*Given data*.
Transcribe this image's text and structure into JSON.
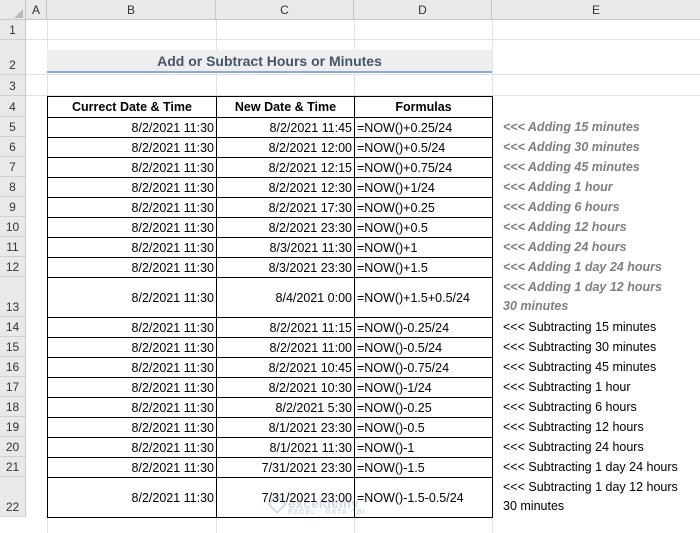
{
  "columns": [
    "A",
    "B",
    "C",
    "D",
    "E"
  ],
  "rows": [
    "1",
    "2",
    "3",
    "4",
    "5",
    "6",
    "7",
    "8",
    "9",
    "10",
    "11",
    "12",
    "13",
    "14",
    "15",
    "16",
    "17",
    "18",
    "19",
    "20",
    "21",
    "22"
  ],
  "title": "Add or Subtract Hours or Minutes",
  "table": {
    "headers": [
      "Currect Date & Time",
      "New Date & Time",
      "Formulas"
    ],
    "rows": [
      {
        "current": "8/2/2021 11:30",
        "new": "8/2/2021 11:45",
        "formula": "=NOW()+0.25/24",
        "note": "<<< Adding 15 minutes"
      },
      {
        "current": "8/2/2021 11:30",
        "new": "8/2/2021 12:00",
        "formula": "=NOW()+0.5/24",
        "note": "<<< Adding 30 minutes"
      },
      {
        "current": "8/2/2021 11:30",
        "new": "8/2/2021 12:15",
        "formula": "=NOW()+0.75/24",
        "note": "<<< Adding 45 minutes"
      },
      {
        "current": "8/2/2021 11:30",
        "new": "8/2/2021 12:30",
        "formula": "=NOW()+1/24",
        "note": "<<< Adding 1 hour"
      },
      {
        "current": "8/2/2021 11:30",
        "new": "8/2/2021 17:30",
        "formula": "=NOW()+0.25",
        "note": "<<< Adding 6 hours"
      },
      {
        "current": "8/2/2021 11:30",
        "new": "8/2/2021 23:30",
        "formula": "=NOW()+0.5",
        "note": "<<< Adding 12 hours"
      },
      {
        "current": "8/2/2021 11:30",
        "new": "8/3/2021 11:30",
        "formula": "=NOW()+1",
        "note": "<<< Adding 24 hours"
      },
      {
        "current": "8/2/2021 11:30",
        "new": "8/3/2021 23:30",
        "formula": "=NOW()+1.5",
        "note": "<<< Adding 1 day 24 hours"
      },
      {
        "current": "8/2/2021 11:30",
        "new": "8/4/2021 0:00",
        "formula": "=NOW()+1.5+0.5/24",
        "note": "<<< Adding 1 day 12 hours",
        "note2": "30 minutes"
      },
      {
        "current": "8/2/2021 11:30",
        "new": "8/2/2021 11:15",
        "formula": "=NOW()-0.25/24",
        "note": "<<< Subtracting 15 minutes"
      },
      {
        "current": "8/2/2021 11:30",
        "new": "8/2/2021 11:00",
        "formula": "=NOW()-0.5/24",
        "note": "<<< Subtracting 30 minutes"
      },
      {
        "current": "8/2/2021 11:30",
        "new": "8/2/2021 10:45",
        "formula": "=NOW()-0.75/24",
        "note": "<<< Subtracting 45 minutes"
      },
      {
        "current": "8/2/2021 11:30",
        "new": "8/2/2021 10:30",
        "formula": "=NOW()-1/24",
        "note": "<<< Subtracting 1 hour"
      },
      {
        "current": "8/2/2021 11:30",
        "new": "8/2/2021 5:30",
        "formula": "=NOW()-0.25",
        "note": "<<< Subtracting 6 hours"
      },
      {
        "current": "8/2/2021 11:30",
        "new": "8/1/2021 23:30",
        "formula": "=NOW()-0.5",
        "note": "<<< Subtracting 12 hours"
      },
      {
        "current": "8/2/2021 11:30",
        "new": "8/1/2021 11:30",
        "formula": "=NOW()-1",
        "note": "<<< Subtracting 24 hours"
      },
      {
        "current": "8/2/2021 11:30",
        "new": "7/31/2021 23:30",
        "formula": "=NOW()-1.5",
        "note": "<<< Subtracting 1 day 24 hours"
      },
      {
        "current": "8/2/2021 11:30",
        "new": "7/31/2021 23:00",
        "formula": "=NOW()-1.5-0.5/24",
        "note": "<<< Subtracting 1 day 12 hours",
        "note2": "30 minutes"
      }
    ]
  },
  "watermark": {
    "name": "exceldemy",
    "tagline": "EXCEL · DATA · BI"
  },
  "colors": {
    "header_bg": "#e9e9e9",
    "title_underline": "#8ea9db",
    "title_text": "#44546a",
    "add_note": "#7f7f7f"
  }
}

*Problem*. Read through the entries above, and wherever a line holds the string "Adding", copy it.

*Task answer*.
        "note": "<<< Adding 15 minutes"
        "note": "<<< Adding 30 minutes"
        "note": "<<< Adding 45 minutes"
        "note": "<<< Adding 1 hour"
        "note": "<<< Adding 6 hours"
        "note": "<<< Adding 12 hours"
        "note": "<<< Adding 24 hours"
        "note": "<<< Adding 1 day 24 hours"
        "note": "<<< Adding 1 day 12 hours",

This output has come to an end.